    • I will be attempting to build a fully functional, cased Elgin size 6s Grade 206 pocket watch. This all began a short while ago, when I watched a video about getting in to watchmaking as a hobbyist in which the watchmaker being interviewed suggested starting with a scrap pocket watch movement, which can be found on the cheap on eBay. I found the ubiquity and low cost of American movements to be counter-intuitive, as I would think 100+ year old watches would be quite valuable. This led me down the rabbit hole of the history of pocket watches, and America's former status as the worldwide leader in production volume of watches. The Watch Flipping through eBay listings for non-running movements I ended up buying an Elgin one for about $20 shipped. Here is a photo of the movement-side, and here is a link to more info on Pocket Watch Database. An interesting thing about this particular piece is the lack of a seconds sub-dial. None of the examples I see online on Pocket Watch Database share that, which is a bit weird to me.   Phase 1: Irresponsibly Hacking Away When the movement first arrived, I decided to just take a stab at taking it apart. I figured, hey, it's a scrap movement that didn't cost me too much money, what's the worst that can happen? Well, I have to say I'm glad I learned the lesson of why NOT to do that, I just wish I'd been maybe a little more careful. As some fine folks here let me know, with a pocket watch or very old vintage movements, unless you're sure what you're dealing with isn't rare or valuable, don't treat it like trash. I went at the movement with the smallest screw drivers I had available and started to take it apart. Here are the mistakes I made: Not releasing the power from the mainspring: parts flew all over the place and I lost the center wheel for a couple weeks until recently I was looking for a fallen screw and came across it on the floor Not taking pictures - there are a couple missing parts from the setting mechanism, so I am a bit unsure about exactly what was originally going on since I didn't do step by step photos (it's also hard to photograph step by step when the whole thing blows up  ) Unscrewing the banking pins not knowing what banking pins are During re-assembly, after trying to set the banking pins so the watch might run, I gave the balance wheel a spin with a toothpick with what I KNEW was too much force, and broke off the impulse jewel - this also is a lesson I knew in theory but learned in practice all too clearly, not to force ANYTHING, and also not to treat any part as if it's scrap or garbage So with all that in mind, and with some insight from the community here which got me reading about the different Elgin models and parts, I've decided to source another identical movement, and a 6s-sized case + movement. Hopefully between the 3 I'll have enough good parts to have a fine working watch. I'd also love to hear anyones thoughts about "switching," I intend to attempt to use all parts from the same grade and model movement. The case I'd be using would probably not have originally contained this movement, as I see lots of 6s pieces w/ case and movement for sale but not with this particular movement.   Note: since the horrific events described above, I've amassed a bunch of tools (most of them cheap versions from eBay) for watchmaking, including a screwdriver set, tweezers, movement holders, parts trays, cleaner with baskets and jars, hand levers, lubricants, Rodico, and probably some more stuff I'm not mentioning. Will be in a bit of a better position to attack this next challenge. Anyway, stay tuned for Phase 2, when I will make what will hopefully a more measured and informed attempt at the build.

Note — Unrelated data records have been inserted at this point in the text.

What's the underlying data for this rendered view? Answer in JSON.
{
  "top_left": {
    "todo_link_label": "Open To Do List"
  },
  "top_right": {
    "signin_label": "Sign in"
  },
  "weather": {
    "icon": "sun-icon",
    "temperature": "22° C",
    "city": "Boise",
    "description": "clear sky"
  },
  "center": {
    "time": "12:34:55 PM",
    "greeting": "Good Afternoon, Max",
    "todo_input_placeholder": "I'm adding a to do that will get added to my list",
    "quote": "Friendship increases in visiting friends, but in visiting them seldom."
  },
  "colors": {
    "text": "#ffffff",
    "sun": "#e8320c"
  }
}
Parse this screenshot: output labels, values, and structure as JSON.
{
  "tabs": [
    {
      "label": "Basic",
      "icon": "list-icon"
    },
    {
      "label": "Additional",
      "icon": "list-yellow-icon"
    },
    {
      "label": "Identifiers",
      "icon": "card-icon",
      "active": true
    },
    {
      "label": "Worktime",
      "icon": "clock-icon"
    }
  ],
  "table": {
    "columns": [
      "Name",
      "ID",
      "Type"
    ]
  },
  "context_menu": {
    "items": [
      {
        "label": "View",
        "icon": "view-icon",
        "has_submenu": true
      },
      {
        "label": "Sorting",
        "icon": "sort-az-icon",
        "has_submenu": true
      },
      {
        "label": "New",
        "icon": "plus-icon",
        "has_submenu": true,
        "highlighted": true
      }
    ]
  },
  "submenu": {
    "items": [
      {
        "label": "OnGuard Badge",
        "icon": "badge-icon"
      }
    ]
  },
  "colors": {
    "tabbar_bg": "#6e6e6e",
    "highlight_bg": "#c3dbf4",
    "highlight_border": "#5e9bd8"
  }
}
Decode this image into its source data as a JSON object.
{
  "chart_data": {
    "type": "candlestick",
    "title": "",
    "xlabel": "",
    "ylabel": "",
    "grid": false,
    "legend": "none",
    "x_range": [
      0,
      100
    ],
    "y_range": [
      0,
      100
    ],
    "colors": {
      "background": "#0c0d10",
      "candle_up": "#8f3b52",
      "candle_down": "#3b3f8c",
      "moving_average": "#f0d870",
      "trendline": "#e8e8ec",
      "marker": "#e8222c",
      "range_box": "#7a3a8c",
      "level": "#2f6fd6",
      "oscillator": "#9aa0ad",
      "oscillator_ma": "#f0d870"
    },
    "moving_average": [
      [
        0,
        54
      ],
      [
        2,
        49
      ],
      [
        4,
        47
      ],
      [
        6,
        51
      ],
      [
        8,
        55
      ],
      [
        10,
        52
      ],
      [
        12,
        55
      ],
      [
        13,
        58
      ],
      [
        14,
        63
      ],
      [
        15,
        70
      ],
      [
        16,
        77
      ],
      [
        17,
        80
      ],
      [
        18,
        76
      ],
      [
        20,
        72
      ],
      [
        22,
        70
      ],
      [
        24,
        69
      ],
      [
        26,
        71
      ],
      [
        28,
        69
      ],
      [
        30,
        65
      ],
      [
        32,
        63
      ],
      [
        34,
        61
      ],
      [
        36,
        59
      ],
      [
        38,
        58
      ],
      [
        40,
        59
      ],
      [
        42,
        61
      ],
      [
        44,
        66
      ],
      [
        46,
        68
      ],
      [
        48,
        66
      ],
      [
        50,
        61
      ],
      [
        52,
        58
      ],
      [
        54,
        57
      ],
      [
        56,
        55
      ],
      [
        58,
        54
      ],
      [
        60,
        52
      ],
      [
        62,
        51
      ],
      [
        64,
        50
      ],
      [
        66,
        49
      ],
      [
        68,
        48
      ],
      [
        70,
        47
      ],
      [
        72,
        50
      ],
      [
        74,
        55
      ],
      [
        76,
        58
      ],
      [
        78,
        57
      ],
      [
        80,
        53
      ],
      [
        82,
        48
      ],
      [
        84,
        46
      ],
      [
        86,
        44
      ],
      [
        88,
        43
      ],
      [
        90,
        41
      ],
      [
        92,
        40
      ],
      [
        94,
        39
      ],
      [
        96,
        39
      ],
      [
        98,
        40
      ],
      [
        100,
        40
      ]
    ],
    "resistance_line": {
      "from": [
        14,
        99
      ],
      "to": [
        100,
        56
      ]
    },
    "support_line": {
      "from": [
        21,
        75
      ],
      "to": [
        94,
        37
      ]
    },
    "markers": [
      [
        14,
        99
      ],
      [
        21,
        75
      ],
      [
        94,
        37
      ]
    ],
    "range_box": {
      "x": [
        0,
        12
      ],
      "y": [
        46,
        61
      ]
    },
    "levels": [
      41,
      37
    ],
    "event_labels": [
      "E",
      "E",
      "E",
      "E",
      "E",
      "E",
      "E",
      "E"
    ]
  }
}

    • Thanks weasol been to them all every cal except the one you want. cheers gary
    • Hi All, I came across this pocket watch in a thrift shop. Here are some photos. Can someone tell me if its the real deal? Thanks in advance.  
  • Create New...